    1. use the salting trick to draw excess moisture out of the eggplant slices before dipping them in any batter - that should help prevent the batter from sliding off. for a really airy, crisp result, use a tempura batter recipe that calls for club soda.

      1. 2 eggs and a 1/4 cup milk scrambled together with fresh cracked pepper and a pinch of sea salt is how I do it when I'm not using flour or breadcrumbs.

        1. A beer batter, buttermilk soaking or a soy protein "bath" will all result in a lighter crust sans bread.

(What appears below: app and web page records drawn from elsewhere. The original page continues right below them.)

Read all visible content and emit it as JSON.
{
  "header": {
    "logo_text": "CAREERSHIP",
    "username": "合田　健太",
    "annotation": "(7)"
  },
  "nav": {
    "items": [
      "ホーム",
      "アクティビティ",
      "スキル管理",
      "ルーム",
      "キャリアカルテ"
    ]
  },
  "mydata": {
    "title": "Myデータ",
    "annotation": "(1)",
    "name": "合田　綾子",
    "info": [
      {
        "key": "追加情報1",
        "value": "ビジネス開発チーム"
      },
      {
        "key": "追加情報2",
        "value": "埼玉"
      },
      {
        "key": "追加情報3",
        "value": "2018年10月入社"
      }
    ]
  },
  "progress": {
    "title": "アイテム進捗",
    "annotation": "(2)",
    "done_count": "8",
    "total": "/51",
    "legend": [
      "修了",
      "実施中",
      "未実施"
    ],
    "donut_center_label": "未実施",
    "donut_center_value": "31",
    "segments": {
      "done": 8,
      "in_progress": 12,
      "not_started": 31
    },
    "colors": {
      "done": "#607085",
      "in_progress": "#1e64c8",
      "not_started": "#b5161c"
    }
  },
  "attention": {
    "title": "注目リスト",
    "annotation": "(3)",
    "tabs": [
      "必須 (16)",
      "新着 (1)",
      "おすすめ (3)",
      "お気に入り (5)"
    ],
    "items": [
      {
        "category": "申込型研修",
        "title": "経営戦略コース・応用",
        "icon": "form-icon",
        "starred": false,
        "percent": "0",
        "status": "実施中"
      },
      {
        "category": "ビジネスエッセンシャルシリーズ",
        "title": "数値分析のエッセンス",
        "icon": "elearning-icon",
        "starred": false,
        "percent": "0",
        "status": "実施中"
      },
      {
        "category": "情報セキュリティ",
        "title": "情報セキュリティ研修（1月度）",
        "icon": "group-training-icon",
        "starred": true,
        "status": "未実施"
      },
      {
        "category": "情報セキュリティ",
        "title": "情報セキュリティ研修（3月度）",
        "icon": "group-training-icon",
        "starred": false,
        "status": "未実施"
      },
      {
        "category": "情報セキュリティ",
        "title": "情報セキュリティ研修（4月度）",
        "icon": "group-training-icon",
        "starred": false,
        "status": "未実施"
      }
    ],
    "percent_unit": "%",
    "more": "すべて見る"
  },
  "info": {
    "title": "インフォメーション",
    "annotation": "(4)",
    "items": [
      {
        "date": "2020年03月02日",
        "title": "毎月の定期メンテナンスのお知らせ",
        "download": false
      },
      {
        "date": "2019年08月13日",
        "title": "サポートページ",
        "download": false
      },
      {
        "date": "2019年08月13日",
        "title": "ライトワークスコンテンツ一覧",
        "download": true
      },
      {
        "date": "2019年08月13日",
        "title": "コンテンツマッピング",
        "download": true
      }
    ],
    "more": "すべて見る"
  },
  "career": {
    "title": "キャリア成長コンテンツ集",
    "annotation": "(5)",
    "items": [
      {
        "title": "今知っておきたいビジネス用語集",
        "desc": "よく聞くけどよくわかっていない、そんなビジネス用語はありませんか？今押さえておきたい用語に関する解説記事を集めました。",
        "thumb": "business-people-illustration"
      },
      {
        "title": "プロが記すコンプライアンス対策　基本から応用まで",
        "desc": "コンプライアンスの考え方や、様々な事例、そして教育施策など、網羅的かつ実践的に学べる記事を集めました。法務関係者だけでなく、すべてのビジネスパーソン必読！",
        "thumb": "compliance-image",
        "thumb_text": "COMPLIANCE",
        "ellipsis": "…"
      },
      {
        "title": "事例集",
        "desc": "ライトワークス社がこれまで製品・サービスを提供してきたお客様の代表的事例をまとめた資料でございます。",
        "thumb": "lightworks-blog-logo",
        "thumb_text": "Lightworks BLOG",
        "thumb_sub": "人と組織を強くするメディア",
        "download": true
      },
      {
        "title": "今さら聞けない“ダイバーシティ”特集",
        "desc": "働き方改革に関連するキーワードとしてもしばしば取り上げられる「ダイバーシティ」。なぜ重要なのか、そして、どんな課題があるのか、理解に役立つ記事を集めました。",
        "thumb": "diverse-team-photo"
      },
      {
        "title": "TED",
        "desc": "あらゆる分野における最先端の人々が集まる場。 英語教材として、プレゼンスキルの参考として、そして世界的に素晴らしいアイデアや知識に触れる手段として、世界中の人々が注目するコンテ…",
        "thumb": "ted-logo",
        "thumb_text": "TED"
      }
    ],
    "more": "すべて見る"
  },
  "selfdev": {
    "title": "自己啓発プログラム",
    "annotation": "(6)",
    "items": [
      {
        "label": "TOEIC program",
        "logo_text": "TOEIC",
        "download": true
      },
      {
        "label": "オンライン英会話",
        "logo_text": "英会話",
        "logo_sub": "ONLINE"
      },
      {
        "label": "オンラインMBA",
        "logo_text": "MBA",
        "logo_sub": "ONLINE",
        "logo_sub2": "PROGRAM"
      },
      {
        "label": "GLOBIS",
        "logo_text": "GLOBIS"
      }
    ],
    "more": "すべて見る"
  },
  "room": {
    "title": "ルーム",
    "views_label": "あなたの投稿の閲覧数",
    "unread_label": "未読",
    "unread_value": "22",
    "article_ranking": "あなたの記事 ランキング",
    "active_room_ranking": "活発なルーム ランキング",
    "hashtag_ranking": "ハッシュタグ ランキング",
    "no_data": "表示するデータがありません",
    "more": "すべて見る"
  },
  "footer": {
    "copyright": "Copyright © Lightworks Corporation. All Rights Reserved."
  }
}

          1. One other trick I've cited before: start your eggplant coins or disks (I usually salt, sweat, and press first) with a little oil. once that is absorbed, you can add a bit of water once or twice until the eggplant has completely "sauteed". Comes out light and fresher tasting, but with that sauteed in lots of oil richness.